* _What you will do_:
Set down every line below, word for word.
BEGIN Task input
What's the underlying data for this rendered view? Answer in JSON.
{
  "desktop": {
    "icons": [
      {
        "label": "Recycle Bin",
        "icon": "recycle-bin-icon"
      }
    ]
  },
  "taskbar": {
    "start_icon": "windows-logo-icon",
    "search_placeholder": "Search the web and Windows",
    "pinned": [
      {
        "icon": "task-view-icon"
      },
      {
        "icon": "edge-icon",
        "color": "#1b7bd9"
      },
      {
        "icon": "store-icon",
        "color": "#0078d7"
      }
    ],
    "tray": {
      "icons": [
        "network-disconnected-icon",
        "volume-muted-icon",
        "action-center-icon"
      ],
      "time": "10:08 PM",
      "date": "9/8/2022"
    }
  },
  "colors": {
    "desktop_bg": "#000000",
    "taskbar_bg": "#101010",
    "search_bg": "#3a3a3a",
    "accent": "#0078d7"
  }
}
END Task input
* _Answer to this exercise_:
What's the underlying data for this rendered view? Answer in JSON.
{
  "desktop": {
    "icons": [
      {
        "label": "Recycle Bin",
        "icon": "recycle-bin-icon"
      }
    ]
  },
  "taskbar": {
    "start_icon": "windows-logo-icon",
    "search_placeholder": "Search the web and Windows",
    "pinned": [
      {
        "icon": "task-view-icon"
      },
      {
        "icon": "edge-icon",
        "color": "#1b7bd9"
      },
      {
        "icon": "store-icon",
        "color": "#0078d7"
      }
    ],
    "tray": {
      "icons": [
        "network-disconnected-icon",
        "volume-muted-icon",
        "action-center-icon"
      ],
      "time": "10:08 PM",
      "date": "9/8/2022"
    }
  },
  "colors": {
    "desktop_bg": "#000000",
    "taskbar_bg": "#101010",
    "search_bg": "#3a3a3a",
    "accent": "#0078d7"
  }
}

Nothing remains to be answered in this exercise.